Data entries:

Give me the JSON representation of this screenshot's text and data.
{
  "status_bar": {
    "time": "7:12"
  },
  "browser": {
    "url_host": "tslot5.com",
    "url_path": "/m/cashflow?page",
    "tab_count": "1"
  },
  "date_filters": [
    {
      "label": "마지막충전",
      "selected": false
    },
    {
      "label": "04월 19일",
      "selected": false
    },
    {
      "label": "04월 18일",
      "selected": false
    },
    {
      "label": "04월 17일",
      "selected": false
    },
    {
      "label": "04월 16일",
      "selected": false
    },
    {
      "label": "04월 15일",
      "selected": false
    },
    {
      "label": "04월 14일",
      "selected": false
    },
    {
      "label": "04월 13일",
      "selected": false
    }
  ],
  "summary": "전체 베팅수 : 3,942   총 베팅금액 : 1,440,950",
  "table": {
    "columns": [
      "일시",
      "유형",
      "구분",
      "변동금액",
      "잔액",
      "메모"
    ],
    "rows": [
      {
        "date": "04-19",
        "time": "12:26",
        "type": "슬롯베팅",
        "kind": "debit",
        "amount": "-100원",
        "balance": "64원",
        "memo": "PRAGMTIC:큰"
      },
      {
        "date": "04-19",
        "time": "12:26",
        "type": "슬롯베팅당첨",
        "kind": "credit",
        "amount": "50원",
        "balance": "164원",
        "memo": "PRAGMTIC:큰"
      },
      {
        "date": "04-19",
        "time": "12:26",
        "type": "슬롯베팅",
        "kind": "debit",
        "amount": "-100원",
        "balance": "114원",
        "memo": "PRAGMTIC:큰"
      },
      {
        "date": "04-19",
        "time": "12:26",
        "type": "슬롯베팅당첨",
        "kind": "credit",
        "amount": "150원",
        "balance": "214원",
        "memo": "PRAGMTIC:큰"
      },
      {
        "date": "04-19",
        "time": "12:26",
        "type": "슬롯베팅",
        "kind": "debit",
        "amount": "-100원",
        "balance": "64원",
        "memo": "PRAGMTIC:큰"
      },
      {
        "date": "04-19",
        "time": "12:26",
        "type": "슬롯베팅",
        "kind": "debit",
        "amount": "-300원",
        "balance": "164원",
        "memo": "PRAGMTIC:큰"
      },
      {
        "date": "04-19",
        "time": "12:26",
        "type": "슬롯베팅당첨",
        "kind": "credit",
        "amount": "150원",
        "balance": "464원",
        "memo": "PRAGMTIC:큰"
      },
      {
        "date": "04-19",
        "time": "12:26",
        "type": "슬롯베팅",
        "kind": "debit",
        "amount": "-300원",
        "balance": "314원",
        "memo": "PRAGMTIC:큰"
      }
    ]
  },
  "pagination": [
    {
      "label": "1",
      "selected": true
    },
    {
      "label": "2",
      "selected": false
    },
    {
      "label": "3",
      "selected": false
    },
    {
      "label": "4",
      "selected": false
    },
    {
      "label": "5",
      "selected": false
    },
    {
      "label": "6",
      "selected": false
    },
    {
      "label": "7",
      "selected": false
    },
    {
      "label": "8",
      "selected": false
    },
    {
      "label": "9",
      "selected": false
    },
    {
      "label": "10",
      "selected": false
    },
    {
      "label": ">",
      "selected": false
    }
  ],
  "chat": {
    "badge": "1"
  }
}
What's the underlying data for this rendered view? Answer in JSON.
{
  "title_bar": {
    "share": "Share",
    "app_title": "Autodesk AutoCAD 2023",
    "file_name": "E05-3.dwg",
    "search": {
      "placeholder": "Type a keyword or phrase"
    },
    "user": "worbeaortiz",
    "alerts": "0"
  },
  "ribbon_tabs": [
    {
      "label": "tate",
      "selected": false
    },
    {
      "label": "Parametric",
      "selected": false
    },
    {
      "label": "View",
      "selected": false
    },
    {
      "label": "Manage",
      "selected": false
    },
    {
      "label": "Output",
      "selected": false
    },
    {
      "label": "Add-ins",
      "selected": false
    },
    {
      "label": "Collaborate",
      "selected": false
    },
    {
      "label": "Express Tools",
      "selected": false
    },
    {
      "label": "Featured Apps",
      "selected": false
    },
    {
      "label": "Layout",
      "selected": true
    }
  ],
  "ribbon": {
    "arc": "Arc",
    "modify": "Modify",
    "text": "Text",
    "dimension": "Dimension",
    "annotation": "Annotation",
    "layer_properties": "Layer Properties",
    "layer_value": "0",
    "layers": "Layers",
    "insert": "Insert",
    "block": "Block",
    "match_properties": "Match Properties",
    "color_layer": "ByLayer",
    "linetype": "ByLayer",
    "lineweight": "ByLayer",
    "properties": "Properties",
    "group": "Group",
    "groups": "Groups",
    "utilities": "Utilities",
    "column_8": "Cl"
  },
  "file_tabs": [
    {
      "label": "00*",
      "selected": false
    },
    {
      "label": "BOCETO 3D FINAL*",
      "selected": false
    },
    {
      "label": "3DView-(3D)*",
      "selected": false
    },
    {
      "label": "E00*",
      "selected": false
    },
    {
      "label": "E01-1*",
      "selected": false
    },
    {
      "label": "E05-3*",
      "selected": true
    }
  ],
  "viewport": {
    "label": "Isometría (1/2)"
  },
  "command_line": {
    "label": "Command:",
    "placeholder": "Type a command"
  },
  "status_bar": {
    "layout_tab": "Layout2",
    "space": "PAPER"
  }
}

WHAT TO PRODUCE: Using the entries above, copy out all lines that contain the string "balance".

ANSWER TO THE EXERCISE:
        "balance": "64원",
        "balance": "164원",
        "balance": "114원",
        "balance": "214원",
        "balance": "64원",
        "balance": "164원",
        "balance": "464원",
        "balance": "314원",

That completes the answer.